▶ _Problem statement_
Your answer must repeat all of the entries word for word, without any images.

▶ _Given data_
=== Section Start ===
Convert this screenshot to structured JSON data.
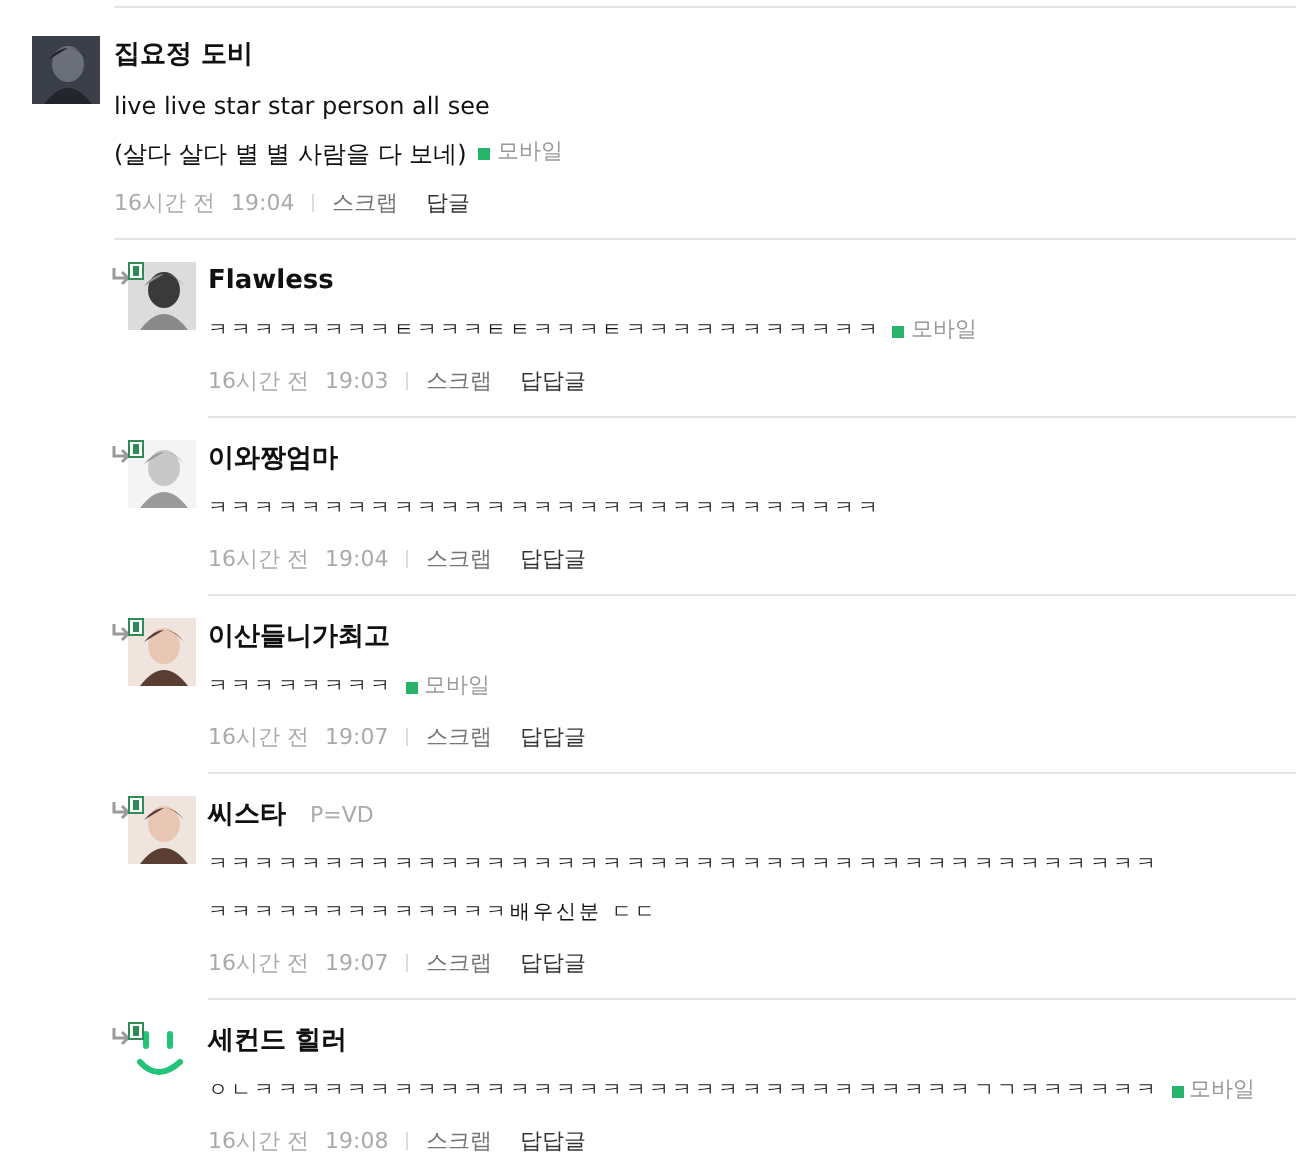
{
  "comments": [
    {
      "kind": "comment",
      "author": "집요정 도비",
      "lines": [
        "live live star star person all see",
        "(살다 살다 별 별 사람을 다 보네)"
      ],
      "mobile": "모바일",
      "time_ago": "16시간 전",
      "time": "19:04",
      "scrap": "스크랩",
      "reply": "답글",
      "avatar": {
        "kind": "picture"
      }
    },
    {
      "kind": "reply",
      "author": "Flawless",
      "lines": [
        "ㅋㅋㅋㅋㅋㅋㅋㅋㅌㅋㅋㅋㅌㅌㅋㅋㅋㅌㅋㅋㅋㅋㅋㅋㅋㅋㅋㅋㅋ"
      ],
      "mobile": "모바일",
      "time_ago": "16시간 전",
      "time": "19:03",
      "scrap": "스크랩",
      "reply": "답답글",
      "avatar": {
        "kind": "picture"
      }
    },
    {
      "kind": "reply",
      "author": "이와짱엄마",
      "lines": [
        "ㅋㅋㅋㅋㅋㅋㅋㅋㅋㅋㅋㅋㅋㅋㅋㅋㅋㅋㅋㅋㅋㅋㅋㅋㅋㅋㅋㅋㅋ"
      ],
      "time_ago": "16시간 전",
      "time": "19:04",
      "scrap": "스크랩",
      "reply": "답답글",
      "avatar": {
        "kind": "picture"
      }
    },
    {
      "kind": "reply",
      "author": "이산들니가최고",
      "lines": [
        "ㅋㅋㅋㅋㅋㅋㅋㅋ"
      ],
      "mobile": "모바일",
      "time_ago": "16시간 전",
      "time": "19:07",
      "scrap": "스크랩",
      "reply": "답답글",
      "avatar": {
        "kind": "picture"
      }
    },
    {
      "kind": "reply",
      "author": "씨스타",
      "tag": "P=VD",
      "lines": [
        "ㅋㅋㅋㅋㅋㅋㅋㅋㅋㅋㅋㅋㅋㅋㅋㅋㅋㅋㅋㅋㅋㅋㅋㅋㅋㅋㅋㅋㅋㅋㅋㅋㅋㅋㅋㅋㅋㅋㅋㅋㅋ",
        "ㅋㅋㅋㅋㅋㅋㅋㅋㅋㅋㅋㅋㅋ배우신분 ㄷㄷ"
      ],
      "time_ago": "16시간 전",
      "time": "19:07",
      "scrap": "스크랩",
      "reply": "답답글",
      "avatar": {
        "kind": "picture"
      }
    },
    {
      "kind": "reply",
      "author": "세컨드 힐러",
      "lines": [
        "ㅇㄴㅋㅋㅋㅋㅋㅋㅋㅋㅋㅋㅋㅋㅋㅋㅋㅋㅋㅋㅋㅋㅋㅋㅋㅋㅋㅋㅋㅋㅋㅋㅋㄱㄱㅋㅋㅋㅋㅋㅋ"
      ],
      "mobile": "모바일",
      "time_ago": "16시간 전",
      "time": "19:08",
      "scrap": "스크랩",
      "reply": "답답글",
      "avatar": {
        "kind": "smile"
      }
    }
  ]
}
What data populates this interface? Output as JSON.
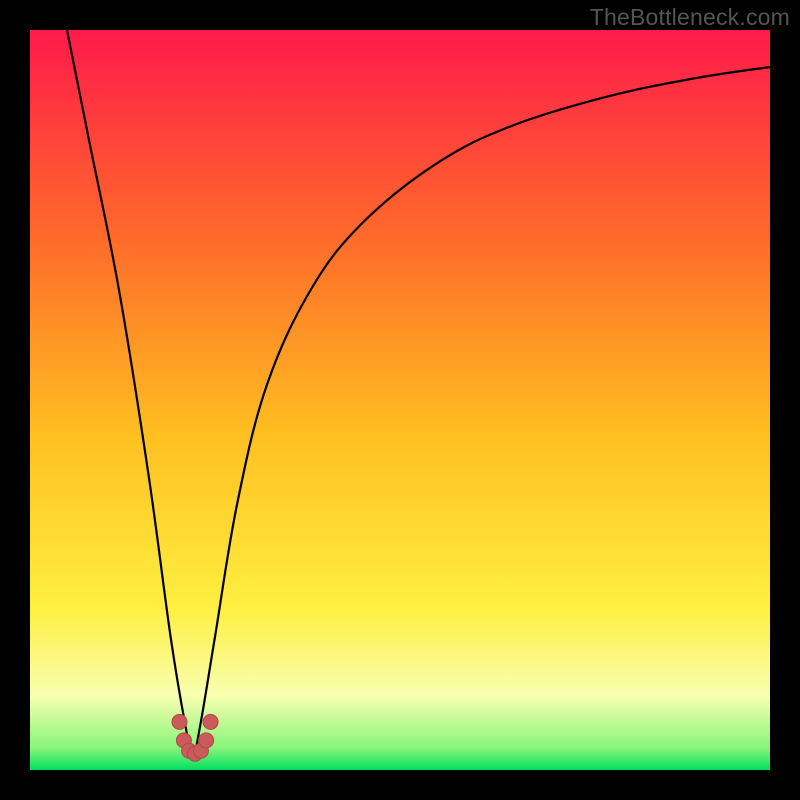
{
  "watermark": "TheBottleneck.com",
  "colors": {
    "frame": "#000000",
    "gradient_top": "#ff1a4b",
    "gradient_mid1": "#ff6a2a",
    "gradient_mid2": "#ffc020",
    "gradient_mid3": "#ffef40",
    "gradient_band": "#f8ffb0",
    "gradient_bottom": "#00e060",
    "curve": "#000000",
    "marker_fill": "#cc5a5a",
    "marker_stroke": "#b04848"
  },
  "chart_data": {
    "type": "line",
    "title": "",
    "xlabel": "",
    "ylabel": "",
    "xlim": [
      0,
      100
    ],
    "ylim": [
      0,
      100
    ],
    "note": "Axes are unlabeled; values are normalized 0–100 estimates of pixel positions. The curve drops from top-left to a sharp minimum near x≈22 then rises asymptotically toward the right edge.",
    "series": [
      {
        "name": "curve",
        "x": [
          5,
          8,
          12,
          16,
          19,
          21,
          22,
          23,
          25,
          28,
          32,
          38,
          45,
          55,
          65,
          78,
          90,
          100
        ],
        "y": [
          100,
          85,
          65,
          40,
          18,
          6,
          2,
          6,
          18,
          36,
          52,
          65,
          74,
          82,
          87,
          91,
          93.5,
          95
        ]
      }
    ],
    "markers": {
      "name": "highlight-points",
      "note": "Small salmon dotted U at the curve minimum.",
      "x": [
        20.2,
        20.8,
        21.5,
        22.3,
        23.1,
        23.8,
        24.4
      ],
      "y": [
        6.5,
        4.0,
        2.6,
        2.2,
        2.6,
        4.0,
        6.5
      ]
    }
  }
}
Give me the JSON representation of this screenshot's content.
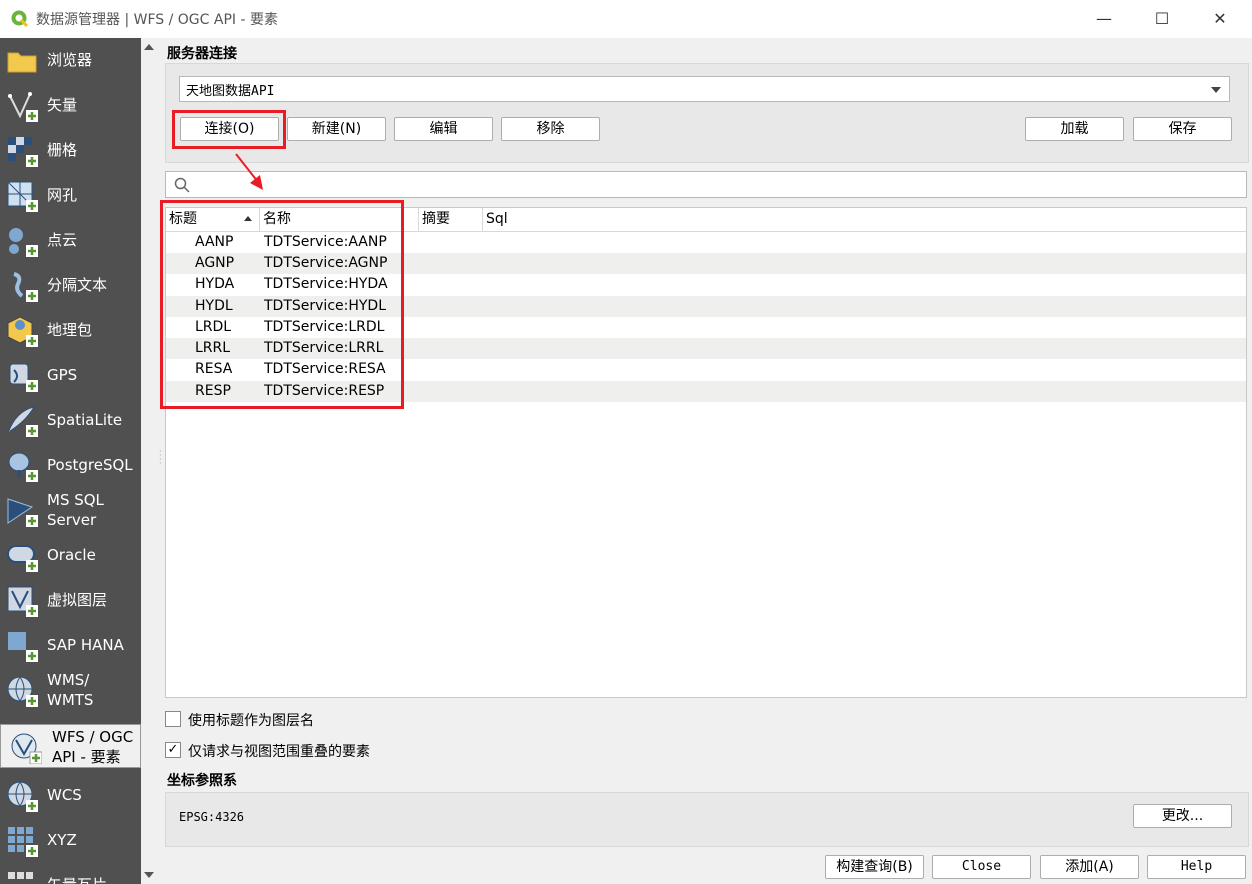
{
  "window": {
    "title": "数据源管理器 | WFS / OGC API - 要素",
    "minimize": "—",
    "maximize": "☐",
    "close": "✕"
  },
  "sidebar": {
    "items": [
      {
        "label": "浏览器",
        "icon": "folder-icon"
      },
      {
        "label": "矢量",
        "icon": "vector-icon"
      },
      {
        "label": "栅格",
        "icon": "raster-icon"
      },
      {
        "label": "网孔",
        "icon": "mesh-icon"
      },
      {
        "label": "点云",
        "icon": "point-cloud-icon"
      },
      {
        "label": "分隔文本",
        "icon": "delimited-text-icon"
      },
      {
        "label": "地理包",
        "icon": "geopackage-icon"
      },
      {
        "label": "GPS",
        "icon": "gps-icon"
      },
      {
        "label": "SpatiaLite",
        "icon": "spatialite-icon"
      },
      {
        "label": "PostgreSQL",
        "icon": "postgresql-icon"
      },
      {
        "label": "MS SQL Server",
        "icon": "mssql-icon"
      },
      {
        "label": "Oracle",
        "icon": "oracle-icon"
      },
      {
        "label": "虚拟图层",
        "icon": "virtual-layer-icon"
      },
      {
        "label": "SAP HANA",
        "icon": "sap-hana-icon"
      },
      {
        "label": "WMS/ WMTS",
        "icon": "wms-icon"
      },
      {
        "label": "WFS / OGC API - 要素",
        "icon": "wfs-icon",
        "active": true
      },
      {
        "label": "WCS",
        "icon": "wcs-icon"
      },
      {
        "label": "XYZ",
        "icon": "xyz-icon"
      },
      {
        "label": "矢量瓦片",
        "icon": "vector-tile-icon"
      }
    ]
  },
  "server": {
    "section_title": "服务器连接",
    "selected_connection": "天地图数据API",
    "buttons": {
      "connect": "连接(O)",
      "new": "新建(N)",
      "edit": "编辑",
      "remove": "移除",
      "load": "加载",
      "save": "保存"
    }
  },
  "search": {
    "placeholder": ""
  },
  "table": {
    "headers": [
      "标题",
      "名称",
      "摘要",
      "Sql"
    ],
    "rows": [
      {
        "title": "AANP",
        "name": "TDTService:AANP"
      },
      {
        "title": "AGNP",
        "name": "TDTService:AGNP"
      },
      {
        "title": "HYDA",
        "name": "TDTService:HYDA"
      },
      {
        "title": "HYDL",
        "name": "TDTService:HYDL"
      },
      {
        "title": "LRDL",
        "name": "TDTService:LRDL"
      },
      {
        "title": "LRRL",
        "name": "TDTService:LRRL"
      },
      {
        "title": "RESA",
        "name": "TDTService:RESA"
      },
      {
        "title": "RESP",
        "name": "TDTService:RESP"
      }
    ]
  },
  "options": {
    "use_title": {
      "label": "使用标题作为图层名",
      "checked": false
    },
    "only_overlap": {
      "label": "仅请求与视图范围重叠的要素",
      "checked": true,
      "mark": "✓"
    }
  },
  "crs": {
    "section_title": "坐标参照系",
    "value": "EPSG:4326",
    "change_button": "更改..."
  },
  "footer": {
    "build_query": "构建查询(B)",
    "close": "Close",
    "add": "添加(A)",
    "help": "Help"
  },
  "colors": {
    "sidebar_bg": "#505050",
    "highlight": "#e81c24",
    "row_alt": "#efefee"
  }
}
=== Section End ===
▶ _Task output_
Convert this screenshot to structured JSON data.
{
  "comments": [
    {
      "kind": "comment",
      "author": "집요정 도비",
      "lines": [
        "live live star star person all see",
        "(살다 살다 별 별 사람을 다 보네)"
      ],
      "mobile": "모바일",
      "time_ago": "16시간 전",
      "time": "19:04",
      "scrap": "스크랩",
      "reply": "답글",
      "avatar": {
        "kind": "picture"
      }
    },
    {
      "kind": "reply",
      "author": "Flawless",
      "lines": [
        "ㅋㅋㅋㅋㅋㅋㅋㅋㅌㅋㅋㅋㅌㅌㅋㅋㅋㅌㅋㅋㅋㅋㅋㅋㅋㅋㅋㅋㅋ"
      ],
      "mobile": "모바일",
      "time_ago": "16시간 전",
      "time": "19:03",
      "scrap": "스크랩",
      "reply": "답답글",
      "avatar": {
        "kind": "picture"
      }
    },
    {
      "kind": "reply",
      "author": "이와짱엄마",
      "lines": [
        "ㅋㅋㅋㅋㅋㅋㅋㅋㅋㅋㅋㅋㅋㅋㅋㅋㅋㅋㅋㅋㅋㅋㅋㅋㅋㅋㅋㅋㅋ"
      ],
      "time_ago": "16시간 전",
      "time": "19:04",
      "scrap": "스크랩",
      "reply": "답답글",
      "avatar": {
        "kind": "picture"
      }
    },
    {
      "kind": "reply",
      "author": "이산들니가최고",
      "lines": [
        "ㅋㅋㅋㅋㅋㅋㅋㅋ"
      ],
      "mobile": "모바일",
      "time_ago": "16시간 전",
      "time": "19:07",
      "scrap": "스크랩",
      "reply": "답답글",
      "avatar": {
        "kind": "picture"
      }
    },
    {
      "kind": "reply",
      "author": "씨스타",
      "tag": "P=VD",
      "lines": [
        "ㅋㅋㅋㅋㅋㅋㅋㅋㅋㅋㅋㅋㅋㅋㅋㅋㅋㅋㅋㅋㅋㅋㅋㅋㅋㅋㅋㅋㅋㅋㅋㅋㅋㅋㅋㅋㅋㅋㅋㅋㅋ",
        "ㅋㅋㅋㅋㅋㅋㅋㅋㅋㅋㅋㅋㅋ배우신분 ㄷㄷ"
      ],
      "time_ago": "16시간 전",
      "time": "19:07",
      "scrap": "스크랩",
      "reply": "답답글",
      "avatar": {
        "kind": "picture"
      }
    },
    {
      "kind": "reply",
      "author": "세컨드 힐러",
      "lines": [
        "ㅇㄴㅋㅋㅋㅋㅋㅋㅋㅋㅋㅋㅋㅋㅋㅋㅋㅋㅋㅋㅋㅋㅋㅋㅋㅋㅋㅋㅋㅋㅋㅋㅋㄱㄱㅋㅋㅋㅋㅋㅋ"
      ],
      "mobile": "모바일",
      "time_ago": "16시간 전",
      "time": "19:08",
      "scrap": "스크랩",
      "reply": "답답글",
      "avatar": {
        "kind": "smile"
      }
    }
  ]
}
What data populates this interface? Output as JSON.
{
  "watermark": "TheBottleneck.com",
  "colors": {
    "frame": "#000000",
    "gradient_top": "#ff1a4b",
    "gradient_mid1": "#ff6a2a",
    "gradient_mid2": "#ffc020",
    "gradient_mid3": "#ffef40",
    "gradient_band": "#f8ffb0",
    "gradient_bottom": "#00e060",
    "curve": "#000000",
    "marker_fill": "#cc5a5a",
    "marker_stroke": "#b04848"
  },
  "chart_data": {
    "type": "line",
    "title": "",
    "xlabel": "",
    "ylabel": "",
    "xlim": [
      0,
      100
    ],
    "ylim": [
      0,
      100
    ],
    "note": "Axes are unlabeled; values are normalized 0–100 estimates of pixel positions. The curve drops from top-left to a sharp minimum near x≈22 then rises asymptotically toward the right edge.",
    "series": [
      {
        "name": "curve",
        "x": [
          5,
          8,
          12,
          16,
          19,
          21,
          22,
          23,
          25,
          28,
          32,
          38,
          45,
          55,
          65,
          78,
          90,
          100
        ],
        "y": [
          100,
          85,
          65,
          40,
          18,
          6,
          2,
          6,
          18,
          36,
          52,
          65,
          74,
          82,
          87,
          91,
          93.5,
          95
        ]
      }
    ],
    "markers": {
      "name": "highlight-points",
      "note": "Small salmon dotted U at the curve minimum.",
      "x": [
        20.2,
        20.8,
        21.5,
        22.3,
        23.1,
        23.8,
        24.4
      ],
      "y": [
        6.5,
        4.0,
        2.6,
        2.2,
        2.6,
        4.0,
        6.5
      ]
    }
  }
}
Give me the JSON representation of this screenshot's content.
{
  "window": {
    "title": "数据源管理器 | WFS / OGC API - 要素",
    "minimize": "—",
    "maximize": "☐",
    "close": "✕"
  },
  "sidebar": {
    "items": [
      {
        "label": "浏览器",
        "icon": "folder-icon"
      },
      {
        "label": "矢量",
        "icon": "vector-icon"
      },
      {
        "label": "栅格",
        "icon": "raster-icon"
      },
      {
        "label": "网孔",
        "icon": "mesh-icon"
      },
      {
        "label": "点云",
        "icon": "point-cloud-icon"
      },
      {
        "label": "分隔文本",
        "icon": "delimited-text-icon"
      },
      {
        "label": "地理包",
        "icon": "geopackage-icon"
      },
      {
        "label": "GPS",
        "icon": "gps-icon"
      },
      {
        "label": "SpatiaLite",
        "icon": "spatialite-icon"
      },
      {
        "label": "PostgreSQL",
        "icon": "postgresql-icon"
      },
      {
        "label": "MS SQL Server",
        "icon": "mssql-icon"
      },
      {
        "label": "Oracle",
        "icon": "oracle-icon"
      },
      {
        "label": "虚拟图层",
        "icon": "virtual-layer-icon"
      },
      {
        "label": "SAP HANA",
        "icon": "sap-hana-icon"
      },
      {
        "label": "WMS/ WMTS",
        "icon": "wms-icon"
      },
      {
        "label": "WFS / OGC API - 要素",
        "icon": "wfs-icon",
        "active": true
      },
      {
        "label": "WCS",
        "icon": "wcs-icon"
      },
      {
        "label": "XYZ",
        "icon": "xyz-icon"
      },
      {
        "label": "矢量瓦片",
        "icon": "vector-tile-icon"
      }
    ]
  },
  "server": {
    "section_title": "服务器连接",
    "selected_connection": "天地图数据API",
    "buttons": {
      "connect": "连接(O)",
      "new": "新建(N)",
      "edit": "编辑",
      "remove": "移除",
      "load": "加载",
      "save": "保存"
    }
  },
  "search": {
    "placeholder": ""
  },
  "table": {
    "headers": [
      "标题",
      "名称",
      "摘要",
      "Sql"
    ],
    "rows": [
      {
        "title": "AANP",
        "name": "TDTService:AANP"
      },
      {
        "title": "AGNP",
        "name": "TDTService:AGNP"
      },
      {
        "title": "HYDA",
        "name": "TDTService:HYDA"
      },
      {
        "title": "HYDL",
        "name": "TDTService:HYDL"
      },
      {
        "title": "LRDL",
        "name": "TDTService:LRDL"
      },
      {
        "title": "LRRL",
        "name": "TDTService:LRRL"
      },
      {
        "title": "RESA",
        "name": "TDTService:RESA"
      },
      {
        "title": "RESP",
        "name": "TDTService:RESP"
      }
    ]
  },
  "options": {
    "use_title": {
      "label": "使用标题作为图层名",
      "checked": false
    },
    "only_overlap": {
      "label": "仅请求与视图范围重叠的要素",
      "checked": true,
      "mark": "✓"
    }
  },
  "crs": {
    "section_title": "坐标参照系",
    "value": "EPSG:4326",
    "change_button": "更改..."
  },
  "footer": {
    "build_query": "构建查询(B)",
    "close": "Close",
    "add": "添加(A)",
    "help": "Help"
  },
  "colors": {
    "sidebar_bg": "#505050",
    "highlight": "#e81c24",
    "row_alt": "#efefee"
  }
}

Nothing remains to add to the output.